> [Task details]
A complete answer retypes each of the records below precisely and includes none of the pictures.

=-=-=

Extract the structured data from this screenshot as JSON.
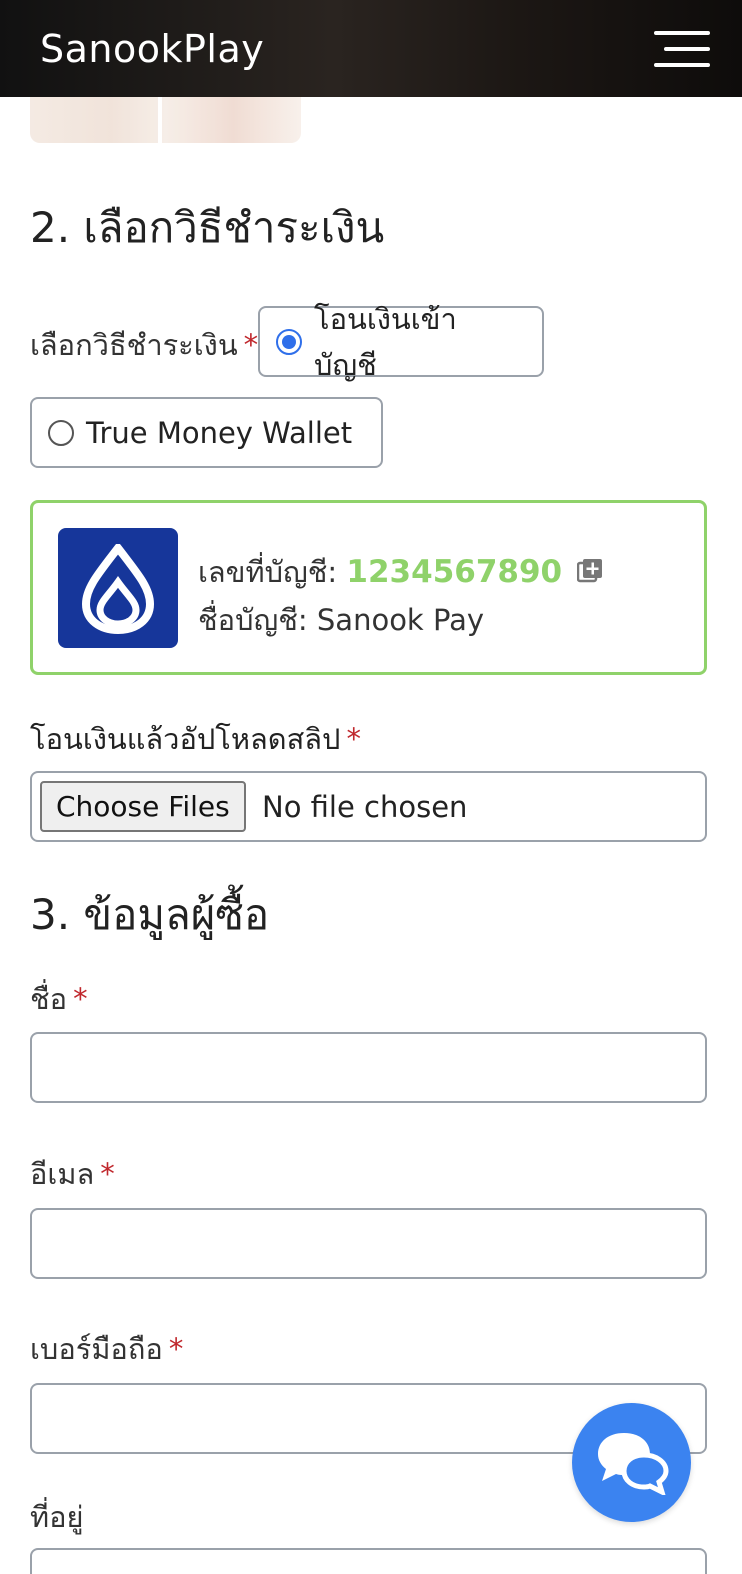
{
  "header": {
    "brand": "SanookPlay",
    "menu_icon": "hamburger-menu-icon"
  },
  "payment": {
    "section_title": "2. เลือกวิธีชำระเงิน",
    "method_label": "เลือกวิธีชำระเงิน",
    "required_mark": "*",
    "options": [
      {
        "label": "โอนเงินเข้าบัญชี",
        "selected": true
      },
      {
        "label": "True Money Wallet",
        "selected": false
      }
    ],
    "bank": {
      "logo_icon": "bank-lotus-logo-icon",
      "logo_color": "#16369a",
      "account_number_label": "เลขที่บัญชี:",
      "account_number": "1234567890",
      "account_number_color": "#8fd26a",
      "copy_icon": "copy-icon",
      "account_name_label": "ชื่อบัญชี:",
      "account_name": "Sanook Pay"
    },
    "upload_label": "โอนเงินแล้วอัปโหลดสลิป",
    "upload_button": "Choose Files",
    "upload_status": "No file chosen"
  },
  "buyer": {
    "section_title": "3. ข้อมูลผู้ซื้อ",
    "fields": [
      {
        "label": "ชื่อ",
        "required": "*",
        "value": ""
      },
      {
        "label": "อีเมล",
        "required": "*",
        "value": ""
      },
      {
        "label": "เบอร์มือถือ",
        "required": "*",
        "value": ""
      },
      {
        "label": "ที่อยู่",
        "required": "",
        "value": ""
      }
    ]
  },
  "chat": {
    "icon": "chat-bubbles-icon",
    "color": "#3b83f0"
  }
}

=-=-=

> [Output of the exercise]
Extract the structured data from this screenshot as JSON.
{
  "header": {
    "brand": "SanookPlay",
    "menu_icon": "hamburger-menu-icon"
  },
  "payment": {
    "section_title": "2. เลือกวิธีชำระเงิน",
    "method_label": "เลือกวิธีชำระเงิน",
    "required_mark": "*",
    "options": [
      {
        "label": "โอนเงินเข้าบัญชี",
        "selected": true
      },
      {
        "label": "True Money Wallet",
        "selected": false
      }
    ],
    "bank": {
      "logo_icon": "bank-lotus-logo-icon",
      "logo_color": "#16369a",
      "account_number_label": "เลขที่บัญชี:",
      "account_number": "1234567890",
      "account_number_color": "#8fd26a",
      "copy_icon": "copy-icon",
      "account_name_label": "ชื่อบัญชี:",
      "account_name": "Sanook Pay"
    },
    "upload_label": "โอนเงินแล้วอัปโหลดสลิป",
    "upload_button": "Choose Files",
    "upload_status": "No file chosen"
  },
  "buyer": {
    "section_title": "3. ข้อมูลผู้ซื้อ",
    "fields": [
      {
        "label": "ชื่อ",
        "required": "*",
        "value": ""
      },
      {
        "label": "อีเมล",
        "required": "*",
        "value": ""
      },
      {
        "label": "เบอร์มือถือ",
        "required": "*",
        "value": ""
      },
      {
        "label": "ที่อยู่",
        "required": "",
        "value": ""
      }
    ]
  },
  "chat": {
    "icon": "chat-bubbles-icon",
    "color": "#3b83f0"
  }
}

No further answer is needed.